There’s in fact much to compliment about the lively staging (by director Scott Schwartz), the choreography (by Patti Colombo, gifted at telling a story in movement), and, of course, the performances. White is as high-spirited and graceful as we always expected Ginger to be from her film persona, but the show doesn’t allow her much introspection of any kind until her “11 o’clock number,” But…When? (This and three other songs written by McGovern mesh well with the score of standard Gershwin, Kern and Berlin tunes.) That means more of the heart of the show actually comes from Elizabeth Ward Land as Lela, who suffers more than her daughter at various points in their lives together.
 
There’s a versatile and talented ensemble cast playing a multitude of roles; it’s easy to single out Christianne Tisdale as Ethel Merman and Matthew LaBanca as Astaire, but Benjie Randall and Craig Waletzko deserve praise, too. While Backwards in High Heels is entertaining and never boring, it doesn’t have much emotional depth. That likely won’t matter much to audiences reveling in the song-and-dance bonanza.
 
A better-known mother-daughter-show biz story is onstage at the Manatee Players Riverfront Theatre right now—you guessed it, Gypsy. Most of us have probably seen this familiar story of Gypsy Rose Lee, Baby June and Mama Rose a number of times, but it’s still hard to beat the combination of composer Jule Styne, lyricist Stephen Sondheim and author Arthur Laurents when it comes to classic songs and dramatic/comic moments.
 
This production benefits from simple but sound staging from director-choreographer Rick Kerby and some overall good casting.
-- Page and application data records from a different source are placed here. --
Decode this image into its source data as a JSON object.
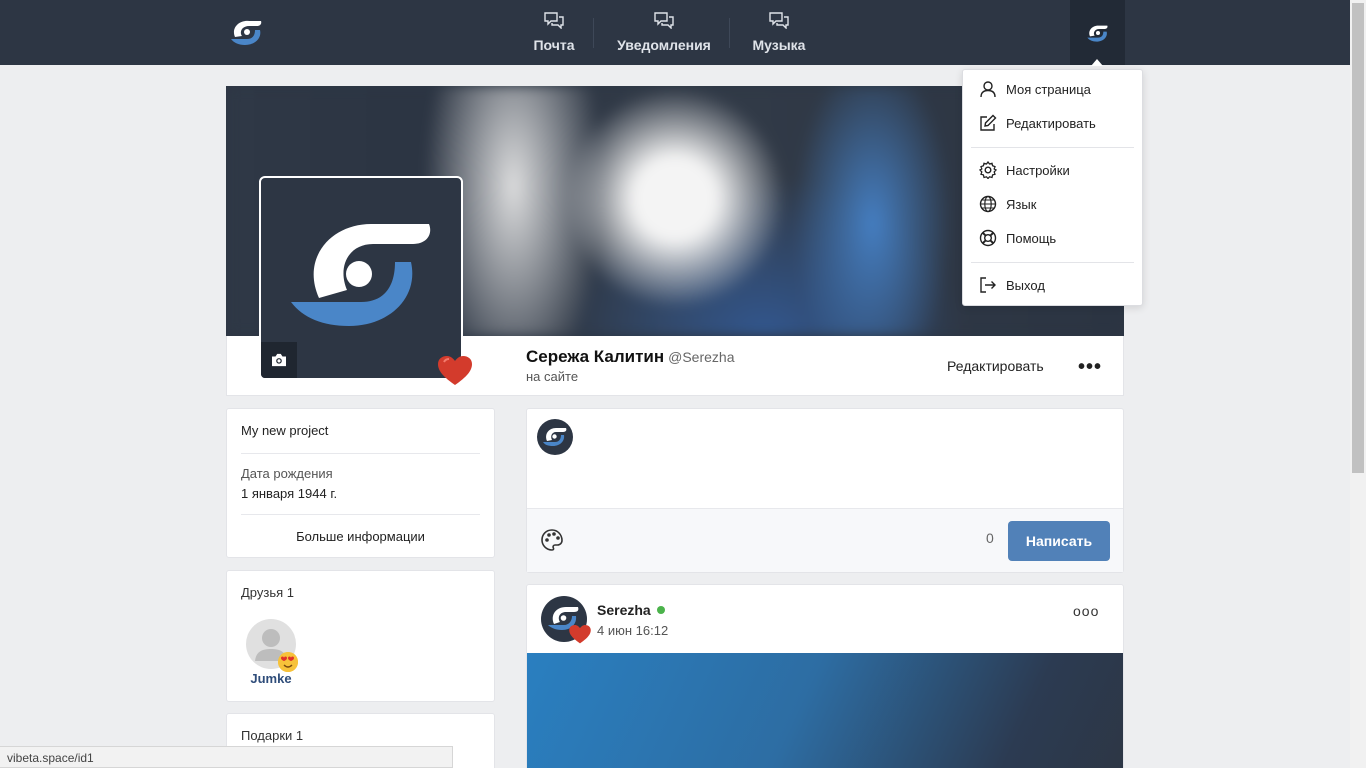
{
  "nav": {
    "mail": "Почта",
    "notifications": "Уведомления",
    "music": "Музыка"
  },
  "profile": {
    "name": "Сережа Калитин",
    "handle": "@Serezha",
    "status": "на сайте",
    "edit": "Редактировать",
    "more": "•••"
  },
  "info": {
    "project": "My new project",
    "birthday_label": "Дата рождения",
    "birthday_value": "1 января 1944 г.",
    "more_info": "Больше информации"
  },
  "friends": {
    "title": "Друзья 1",
    "items": [
      {
        "name": "Jumke"
      }
    ]
  },
  "gifts": {
    "title": "Подарки 1"
  },
  "composer": {
    "counter": "0",
    "submit": "Написать"
  },
  "post": {
    "author": "Serezha",
    "date": "4 июн 16:12",
    "more": "ooo"
  },
  "menu": {
    "my_page": "Моя страница",
    "edit": "Редактировать",
    "settings": "Настройки",
    "language": "Язык",
    "help": "Помощь",
    "logout": "Выход"
  },
  "statusbar": {
    "url": "vibeta.space/id1"
  },
  "colors": {
    "topbar": "#2d3644",
    "accent": "#5181b8",
    "logo_blue": "#4a86c8",
    "online": "#4bb34b",
    "heart": "#d33b2c"
  },
  "icons": [
    "logo-icon",
    "chat-icon",
    "camera-icon",
    "heart-icon",
    "palette-icon",
    "user-icon",
    "edit-icon",
    "gear-icon",
    "globe-icon",
    "lifebuoy-icon",
    "logout-icon"
  ]
}
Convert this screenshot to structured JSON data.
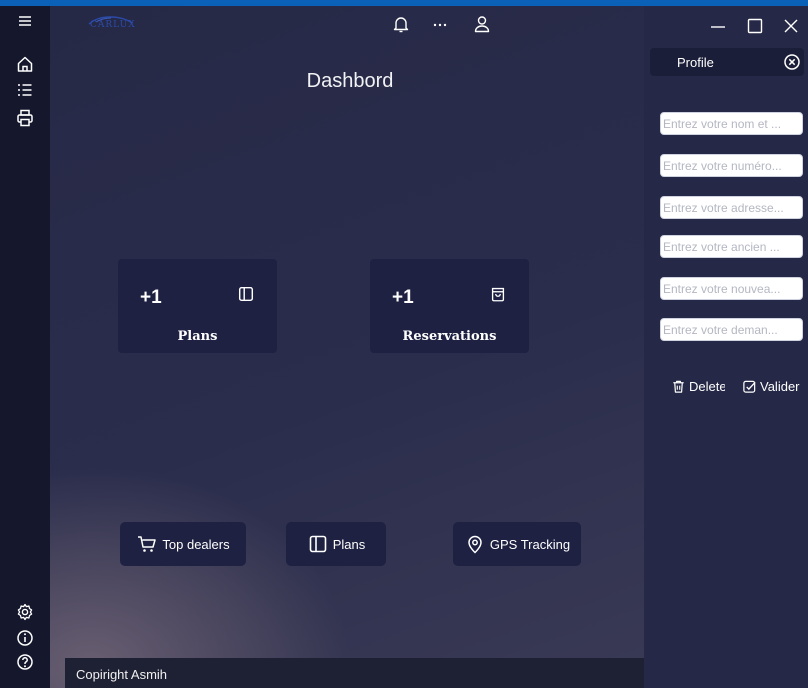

There’s longtime Manatee Players veteran Corinne Woodland as Louise, especially convincing towards the end of the show as she finally comes into her own. There’s Samantha Quinn-Grutzner as the older June, a believable show biz baby growing up and away from Mama’s control. There’s predictably fun work from those three strippers (Cece Dwyer, Victoria Tokarz and Dawn Burns) in You Gotta Get a Gimmick.
 
As the long-suffering Herbie, Steven Dragon doesn’t feel a natural for the part, but he delivers when called upon. His relationship with the hard-driving but sometimes charming Rose (Terri Solomon) doesn’t always feel convincing, but in their final crucial scene together, it works well enough to touch us.
 
As Rose, Solomon occasionally overdoes the same gestures and line deliveries when speaking dialogue. It’s when she’s singing that she’s at her best; she’s at home in the spotlight and puts over the famous Rose’s Turn number with gusto and guts.
 
So what do we learn from these show biz tales of mothers and daughters? It could be “don’t put your daughter on the stage”—but what fun would that be?
 
Gypsy continues through May 23; call 748-5875 or go to manateeplayers.com. For tickets to the Asolo Rep, call 351-8000 or go to asolo.org.